◆ **RECORDS TO PROCESS**
● ● ●

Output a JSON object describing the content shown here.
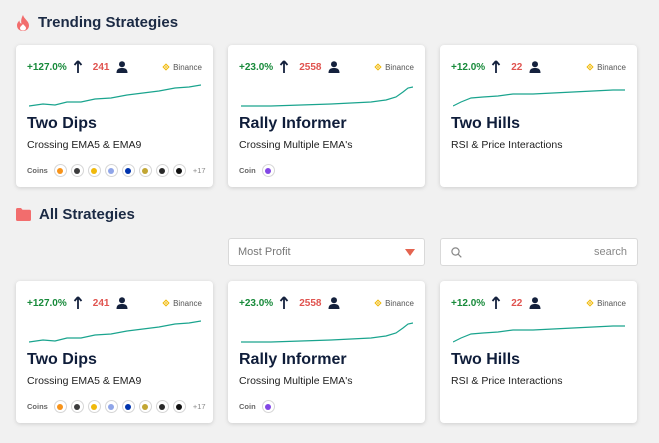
{
  "sections": {
    "trending_title": "Trending Strategies",
    "all_title": "All Strategies"
  },
  "filters": {
    "sort_value": "Most Profit",
    "search_placeholder": "search"
  },
  "colors": {
    "gain": "#178a3a",
    "count": "#e0534f",
    "sparkline": "#1aa48e",
    "accent": "#e46450"
  },
  "icons": [
    "fire-icon",
    "folder-icon",
    "arrow-up-icon",
    "user-icon",
    "binance-icon",
    "search-icon",
    "caret-down-icon"
  ],
  "trending": [
    {
      "gain": "+127.0%",
      "count": "241",
      "exchange": "Binance",
      "name": "Two Dips",
      "desc": "Crossing EMA5 & EMA9",
      "coins_label": "Coins",
      "coins_more": "+17"
    },
    {
      "gain": "+23.0%",
      "count": "2558",
      "exchange": "Binance",
      "name": "Rally Informer",
      "desc": "Crossing Multiple EMA's",
      "coins_label": "Coin"
    },
    {
      "gain": "+12.0%",
      "count": "22",
      "exchange": "Binance",
      "name": "Two Hills",
      "desc": "RSI & Price Interactions"
    }
  ],
  "all": [
    {
      "gain": "+127.0%",
      "count": "241",
      "exchange": "Binance",
      "name": "Two Dips",
      "desc": "Crossing EMA5 & EMA9",
      "coins_label": "Coins",
      "coins_more": "+17"
    },
    {
      "gain": "+23.0%",
      "count": "2558",
      "exchange": "Binance",
      "name": "Rally Informer",
      "desc": "Crossing Multiple EMA's",
      "coins_label": "Coin"
    },
    {
      "gain": "+12.0%",
      "count": "22",
      "exchange": "Binance",
      "name": "Two Hills",
      "desc": "RSI & Price Interactions"
    }
  ]
}
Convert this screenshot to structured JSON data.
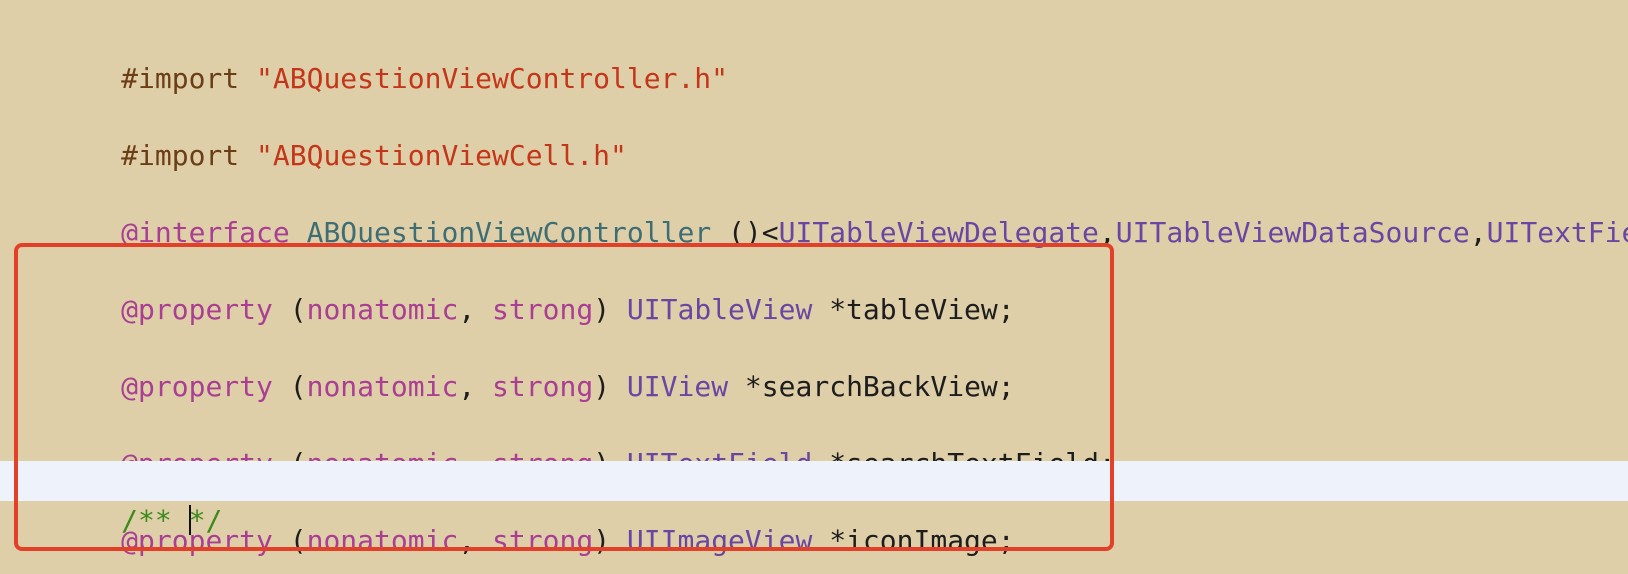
{
  "editor": {
    "colors": {
      "background": "#dfcfa8",
      "current_line": "#eef3fb",
      "preprocessor": "#6b3e18",
      "string": "#c3361a",
      "keyword": "#a93e93",
      "class_name": "#3e6d74",
      "type": "#6a46a3",
      "identifier": "#1d1d1d",
      "comment": "#3d8a1c",
      "annotation_box": "#e3402a"
    },
    "lines": [
      {
        "id": "import-1",
        "tokens": [
          {
            "kind": "pre",
            "text": "#import "
          },
          {
            "kind": "str",
            "text": "\"ABQuestionViewController.h\""
          }
        ]
      },
      {
        "id": "import-2",
        "tokens": [
          {
            "kind": "pre",
            "text": "#import "
          },
          {
            "kind": "str",
            "text": "\"ABQuestionViewCell.h\""
          }
        ]
      },
      {
        "id": "interface",
        "tokens": [
          {
            "kind": "kw",
            "text": "@interface"
          },
          {
            "kind": "id",
            "text": " "
          },
          {
            "kind": "cls",
            "text": "ABQuestionViewController"
          },
          {
            "kind": "id",
            "text": " ()<"
          },
          {
            "kind": "type",
            "text": "UITableViewDelegate"
          },
          {
            "kind": "id",
            "text": ","
          },
          {
            "kind": "type",
            "text": "UITableViewDataSource"
          },
          {
            "kind": "id",
            "text": ","
          },
          {
            "kind": "type",
            "text": "UITextFieldDelegate"
          }
        ]
      },
      {
        "id": "property-tableview",
        "tokens": [
          {
            "kind": "kw",
            "text": "@property"
          },
          {
            "kind": "id",
            "text": " ("
          },
          {
            "kind": "kw",
            "text": "nonatomic"
          },
          {
            "kind": "id",
            "text": ", "
          },
          {
            "kind": "kw",
            "text": "strong"
          },
          {
            "kind": "id",
            "text": ") "
          },
          {
            "kind": "type",
            "text": "UITableView"
          },
          {
            "kind": "id",
            "text": " *tableView;"
          }
        ]
      },
      {
        "id": "property-searchbackview",
        "tokens": [
          {
            "kind": "kw",
            "text": "@property"
          },
          {
            "kind": "id",
            "text": " ("
          },
          {
            "kind": "kw",
            "text": "nonatomic"
          },
          {
            "kind": "id",
            "text": ", "
          },
          {
            "kind": "kw",
            "text": "strong"
          },
          {
            "kind": "id",
            "text": ") "
          },
          {
            "kind": "type",
            "text": "UIView"
          },
          {
            "kind": "id",
            "text": " *searchBackView;"
          }
        ]
      },
      {
        "id": "property-searchtextfield",
        "tokens": [
          {
            "kind": "kw",
            "text": "@property"
          },
          {
            "kind": "id",
            "text": " ("
          },
          {
            "kind": "kw",
            "text": "nonatomic"
          },
          {
            "kind": "id",
            "text": ", "
          },
          {
            "kind": "kw",
            "text": "strong"
          },
          {
            "kind": "id",
            "text": ") "
          },
          {
            "kind": "type",
            "text": "UITextField"
          },
          {
            "kind": "id",
            "text": " *searchTextField;"
          }
        ]
      },
      {
        "id": "doc-comment",
        "current": true,
        "tokens": [
          {
            "kind": "cmt",
            "text": "/** "
          },
          {
            "kind": "caret",
            "text": ""
          },
          {
            "kind": "cmt",
            "text": "*/"
          }
        ]
      },
      {
        "id": "property-iconimage",
        "tokens": [
          {
            "kind": "kw",
            "text": "@property"
          },
          {
            "kind": "id",
            "text": " ("
          },
          {
            "kind": "kw",
            "text": "nonatomic"
          },
          {
            "kind": "id",
            "text": ", "
          },
          {
            "kind": "kw",
            "text": "strong"
          },
          {
            "kind": "id",
            "text": ") "
          },
          {
            "kind": "type",
            "text": "UIImageView"
          },
          {
            "kind": "id",
            "text": " *iconImage;"
          }
        ]
      }
    ]
  }
}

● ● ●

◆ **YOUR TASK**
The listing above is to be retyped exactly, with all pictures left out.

◆ **ANSWER FOR THIS EXERCISE**
Output a JSON object describing the content shown here.
{
  "sections": {
    "trending_title": "Trending Strategies",
    "all_title": "All Strategies"
  },
  "filters": {
    "sort_value": "Most Profit",
    "search_placeholder": "search"
  },
  "colors": {
    "gain": "#178a3a",
    "count": "#e0534f",
    "sparkline": "#1aa48e",
    "accent": "#e46450"
  },
  "icons": [
    "fire-icon",
    "folder-icon",
    "arrow-up-icon",
    "user-icon",
    "binance-icon",
    "search-icon",
    "caret-down-icon"
  ],
  "trending": [
    {
      "gain": "+127.0%",
      "count": "241",
      "exchange": "Binance",
      "name": "Two Dips",
      "desc": "Crossing EMA5 & EMA9",
      "coins_label": "Coins",
      "coins_more": "+17"
    },
    {
      "gain": "+23.0%",
      "count": "2558",
      "exchange": "Binance",
      "name": "Rally Informer",
      "desc": "Crossing Multiple EMA's",
      "coins_label": "Coin"
    },
    {
      "gain": "+12.0%",
      "count": "22",
      "exchange": "Binance",
      "name": "Two Hills",
      "desc": "RSI & Price Interactions"
    }
  ],
  "all": [
    {
      "gain": "+127.0%",
      "count": "241",
      "exchange": "Binance",
      "name": "Two Dips",
      "desc": "Crossing EMA5 & EMA9",
      "coins_label": "Coins",
      "coins_more": "+17"
    },
    {
      "gain": "+23.0%",
      "count": "2558",
      "exchange": "Binance",
      "name": "Rally Informer",
      "desc": "Crossing Multiple EMA's",
      "coins_label": "Coin"
    },
    {
      "gain": "+12.0%",
      "count": "22",
      "exchange": "Binance",
      "name": "Two Hills",
      "desc": "RSI & Price Interactions"
    }
  ]
}
Convert this screenshot to structured JSON data.
{
  "editor": {
    "colors": {
      "background": "#dfcfa8",
      "current_line": "#eef3fb",
      "preprocessor": "#6b3e18",
      "string": "#c3361a",
      "keyword": "#a93e93",
      "class_name": "#3e6d74",
      "type": "#6a46a3",
      "identifier": "#1d1d1d",
      "comment": "#3d8a1c",
      "annotation_box": "#e3402a"
    },
    "lines": [
      {
        "id": "import-1",
        "tokens": [
          {
            "kind": "pre",
            "text": "#import "
          },
          {
            "kind": "str",
            "text": "\"ABQuestionViewController.h\""
          }
        ]
      },
      {
        "id": "import-2",
        "tokens": [
          {
            "kind": "pre",
            "text": "#import "
          },
          {
            "kind": "str",
            "text": "\"ABQuestionViewCell.h\""
          }
        ]
      },
      {
        "id": "interface",
        "tokens": [
          {
            "kind": "kw",
            "text": "@interface"
          },
          {
            "kind": "id",
            "text": " "
          },
          {
            "kind": "cls",
            "text": "ABQuestionViewController"
          },
          {
            "kind": "id",
            "text": " ()<"
          },
          {
            "kind": "type",
            "text": "UITableViewDelegate"
          },
          {
            "kind": "id",
            "text": ","
          },
          {
            "kind": "type",
            "text": "UITableViewDataSource"
          },
          {
            "kind": "id",
            "text": ","
          },
          {
            "kind": "type",
            "text": "UITextFieldDelegate"
          }
        ]
      },
      {
        "id": "property-tableview",
        "tokens": [
          {
            "kind": "kw",
            "text": "@property"
          },
          {
            "kind": "id",
            "text": " ("
          },
          {
            "kind": "kw",
            "text": "nonatomic"
          },
          {
            "kind": "id",
            "text": ", "
          },
          {
            "kind": "kw",
            "text": "strong"
          },
          {
            "kind": "id",
            "text": ") "
          },
          {
            "kind": "type",
            "text": "UITableView"
          },
          {
            "kind": "id",
            "text": " *tableView;"
          }
        ]
      },
      {
        "id": "property-searchbackview",
        "tokens": [
          {
            "kind": "kw",
            "text": "@property"
          },
          {
            "kind": "id",
            "text": " ("
          },
          {
            "kind": "kw",
            "text": "nonatomic"
          },
          {
            "kind": "id",
            "text": ", "
          },
          {
            "kind": "kw",
            "text": "strong"
          },
          {
            "kind": "id",
            "text": ") "
          },
          {
            "kind": "type",
            "text": "UIView"
          },
          {
            "kind": "id",
            "text": " *searchBackView;"
          }
        ]
      },
      {
        "id": "property-searchtextfield",
        "tokens": [
          {
            "kind": "kw",
            "text": "@property"
          },
          {
            "kind": "id",
            "text": " ("
          },
          {
            "kind": "kw",
            "text": "nonatomic"
          },
          {
            "kind": "id",
            "text": ", "
          },
          {
            "kind": "kw",
            "text": "strong"
          },
          {
            "kind": "id",
            "text": ") "
          },
          {
            "kind": "type",
            "text": "UITextField"
          },
          {
            "kind": "id",
            "text": " *searchTextField;"
          }
        ]
      },
      {
        "id": "doc-comment",
        "current": true,
        "tokens": [
          {
            "kind": "cmt",
            "text": "/** "
          },
          {
            "kind": "caret",
            "text": ""
          },
          {
            "kind": "cmt",
            "text": "*/"
          }
        ]
      },
      {
        "id": "property-iconimage",
        "tokens": [
          {
            "kind": "kw",
            "text": "@property"
          },
          {
            "kind": "id",
            "text": " ("
          },
          {
            "kind": "kw",
            "text": "nonatomic"
          },
          {
            "kind": "id",
            "text": ", "
          },
          {
            "kind": "kw",
            "text": "strong"
          },
          {
            "kind": "id",
            "text": ") "
          },
          {
            "kind": "type",
            "text": "UIImageView"
          },
          {
            "kind": "id",
            "text": " *iconImage;"
          }
        ]
      }
    ]
  }
}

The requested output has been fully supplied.